The 6-foot-2, 203-pound corner was once a junior college player who became a first-teamer on the All-Big 12 team. At 6-2, Douglas is the Eagles' tallest corner by two inches. In the past, defensive coordinator Jim Schwartz has used smaller CBs.

While Douglas will be able to play early this season unlike Jones, the Eagles claim that wasn't the reason they came back with another cornerback pick so quickly.

"It didn't matter the position, it was just the ability to pick the best player," head coach Doug Peterson. "And it just so happened it fit a need and we were fortunate there. This is a good player coming in here."

The last time the Eagles took two corners within the first three rounds was in 2002 when they double-dipped by taking Lito Sheppard in the first round and Sheldon Brown in the second.

This is the first time since 2012, the Eagles have picked a defensive player three times to start a draft.

The Eagles took defensive end Derek Barnett in the first round (43) and cornerback Jones in the second (43).

The draft will wrap up Saturday when the Eagles have five more picks in the fourth through seventh rounds. They have two in the fourth (118, 139) and one in the fifth (155), sixth (194) and seventh (230).

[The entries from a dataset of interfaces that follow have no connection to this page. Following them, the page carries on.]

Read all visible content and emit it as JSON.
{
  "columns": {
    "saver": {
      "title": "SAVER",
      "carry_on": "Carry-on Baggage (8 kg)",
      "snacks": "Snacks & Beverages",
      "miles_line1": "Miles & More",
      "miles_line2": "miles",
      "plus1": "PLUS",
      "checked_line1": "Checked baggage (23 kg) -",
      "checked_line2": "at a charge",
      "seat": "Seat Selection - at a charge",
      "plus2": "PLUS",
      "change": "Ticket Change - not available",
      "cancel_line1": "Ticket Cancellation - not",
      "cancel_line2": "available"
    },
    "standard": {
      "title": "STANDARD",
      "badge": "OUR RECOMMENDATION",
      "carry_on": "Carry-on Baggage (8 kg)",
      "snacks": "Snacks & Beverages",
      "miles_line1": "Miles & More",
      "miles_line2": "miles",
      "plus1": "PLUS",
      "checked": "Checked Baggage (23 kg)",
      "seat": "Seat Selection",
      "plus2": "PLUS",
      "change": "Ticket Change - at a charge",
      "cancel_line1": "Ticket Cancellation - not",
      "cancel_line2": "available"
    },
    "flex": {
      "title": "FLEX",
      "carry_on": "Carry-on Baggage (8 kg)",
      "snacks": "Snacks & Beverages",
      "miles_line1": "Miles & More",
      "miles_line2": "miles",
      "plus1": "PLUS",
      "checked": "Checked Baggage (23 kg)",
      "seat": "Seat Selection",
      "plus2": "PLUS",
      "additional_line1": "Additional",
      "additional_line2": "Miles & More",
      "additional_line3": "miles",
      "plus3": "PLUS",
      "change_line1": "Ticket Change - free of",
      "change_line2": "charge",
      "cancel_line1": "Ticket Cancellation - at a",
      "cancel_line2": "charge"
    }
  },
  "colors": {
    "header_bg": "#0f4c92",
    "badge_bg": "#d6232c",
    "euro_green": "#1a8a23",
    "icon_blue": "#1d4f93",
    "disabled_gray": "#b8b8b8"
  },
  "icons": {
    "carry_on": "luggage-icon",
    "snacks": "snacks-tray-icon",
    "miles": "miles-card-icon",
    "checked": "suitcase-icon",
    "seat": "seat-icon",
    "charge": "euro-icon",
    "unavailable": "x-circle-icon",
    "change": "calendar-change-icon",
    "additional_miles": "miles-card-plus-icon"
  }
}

A huge need the Eagles have not addressed yet is at the running back position. Pederson said there are still one or two guys on the board who they like. A key for the Eagles is a back with three-down potential.

After getting letter from Eagles, Sidney Jones had 'feeling it would be Philly'

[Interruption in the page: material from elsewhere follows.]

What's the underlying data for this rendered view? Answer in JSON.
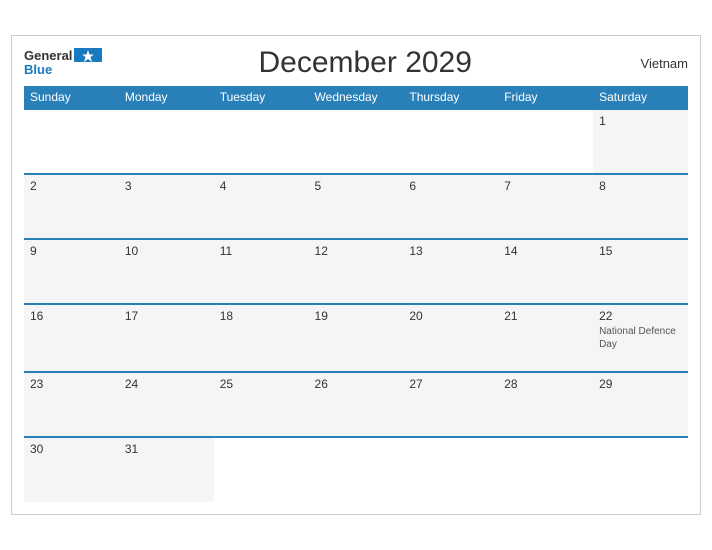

After getting letter from Eagles, Sidney Jones had 'feeling it would be Philly'

Eagles Draft Tracker

Sidney Jones had a feeling he would become an Eagle this weekend. He read it in a letter.  
 
The Washington corner was once thought to be a first-round pick; the Eagles were even considering him with their 14th pick (see story).
 
But at his school's pro day March 11, Jones suffered a devastating Achilles tear that dropped him out of the first round and right to the Eagles in the second round. They took him with the 43rd pick Friday night.

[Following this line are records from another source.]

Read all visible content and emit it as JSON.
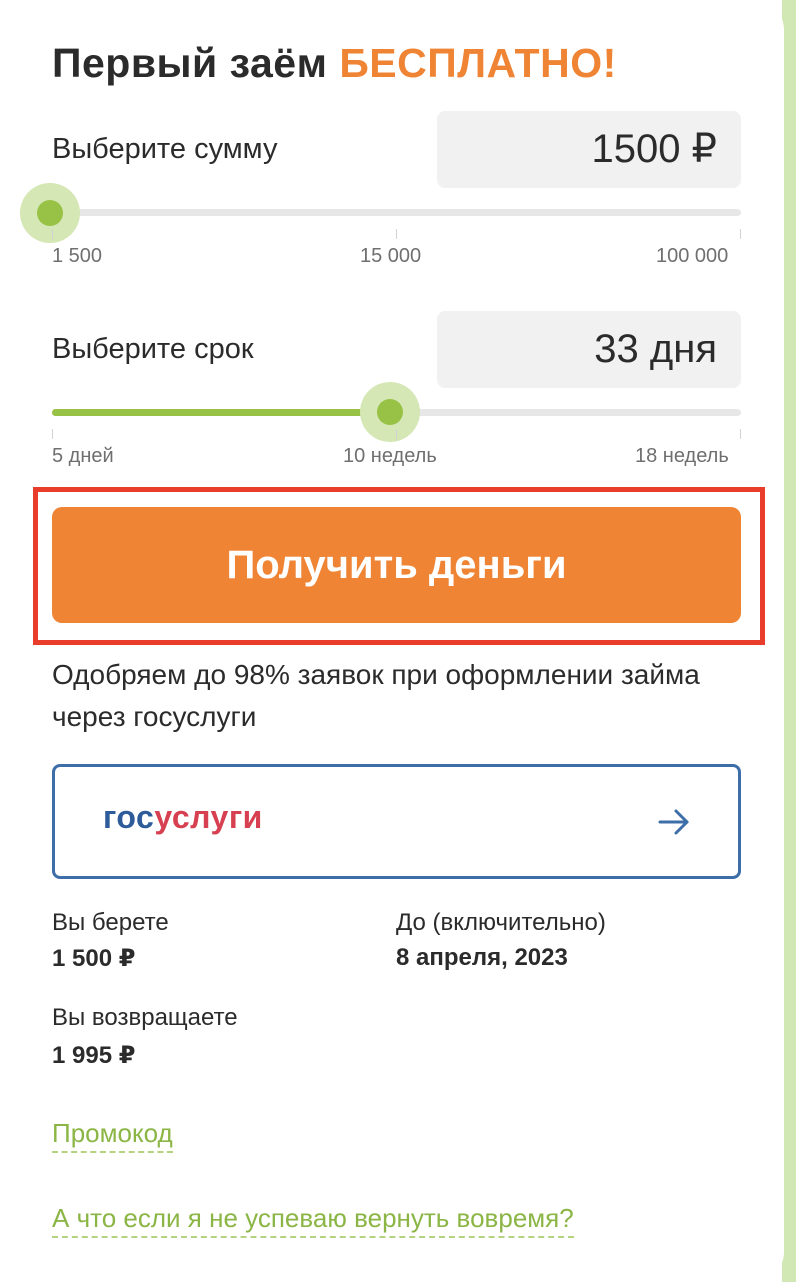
{
  "title": {
    "main": "Первый заём",
    "accent": "БЕСПЛАТНО!"
  },
  "amount": {
    "label": "Выберите сумму",
    "value": "1500 ₽",
    "slider_fraction": 0.0,
    "ticks": [
      "1 500",
      "15 000",
      "100 000"
    ]
  },
  "term": {
    "label": "Выберите срок",
    "value": "33 дня",
    "slider_fraction": 0.49,
    "ticks": [
      "5 дней",
      "10 недель",
      "18 недель"
    ]
  },
  "cta": {
    "label": "Получить деньги"
  },
  "approval_text": "Одобряем до 98% заявок при оформлении займа через госуслуги",
  "gosuslugi": {
    "logo_part1": "гос",
    "logo_part2": "услуги",
    "icon": "arrow-right-icon"
  },
  "summary": {
    "take_label": "Вы берете",
    "take_value": "1 500 ₽",
    "until_label": "До (включительно)",
    "until_value": "8 апреля, 2023",
    "return_label": "Вы возвращаете",
    "return_value": "1 995 ₽"
  },
  "links": {
    "promo": "Промокод",
    "late": "А что если я не успеваю вернуть вовремя?"
  },
  "colors": {
    "accent": "#ef8435",
    "slider": "#98c245",
    "highlight": "#e83d2b",
    "gos_blue": "#2e5b9a",
    "gos_red": "#d74050"
  }
}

Jones thought there was a good chance he'd land in Philly because of a handwritten letter he received after his injury from Eagles senior director of college scouting Anthony Patch, who was in attendance at the pro day when Jones suffered the injury on one of the last drills.
 
"I thought it was pretty awesome," Jones said about the letter on a conference call with Philly reporters less than an hour after the pick. "Just from there, I knew they still had interest. … I had a feeling deep down. My agents were telling me stuff and I just had a feeling it would be Philly."
 
Jones, 20, said he received a few text messages from other teams, "but nothing like a handwritten letter."
 
Howie Roseman said the Eagles expect Jones to make a full recovery, but wouldn't give a timeline for his recovery.
 
"It's just a roadblock," Jones said. "It's going to be a good story at the end of my career. I'll look back at it as a positive. That's just how I'm viewing everything."
 
The Eagles are unsure if Jones will be able to play this season and despite tweeting that doctors told him he'd be ready for the 2017 season, Jones on Friday night said his plan lines up with that of the organization.
 
Even though he'd obviously like to play this season, he won't put himself in a situation that could lead to further injury.
 
"When do I expect to be back?" Jones said. "The plan is to not rush back at all. We're going to take it slowly … we're not going to rush anything. Of course, I would like to play as soon as possible, but there's no rushing."
 
Jones said it was an indescribable feeling when he got a call on his cell phone from a Philadelphia area code. As the Eagles' coaching staff passed around the phone at the NovaCare Complex, Jones talked to all of them as tears welled up in his eyes.
 
Throughout the entire process, Jones has been incredibly positive, at least in public. He credited his family for being his support system.
 
On Friday night, he chose to look at the positives: he still got drafted and he's still going to a team that really wants him.
 
After the injury, did he ever doubt his future?
 
"I don't think there was a moment of doubt at all," Jones said. "I'm being honest with that. I've seen players come back from injury. … I've never had surgery, so this is like my first big injury. So, just looking forward to battling this and getting back and getting on the field."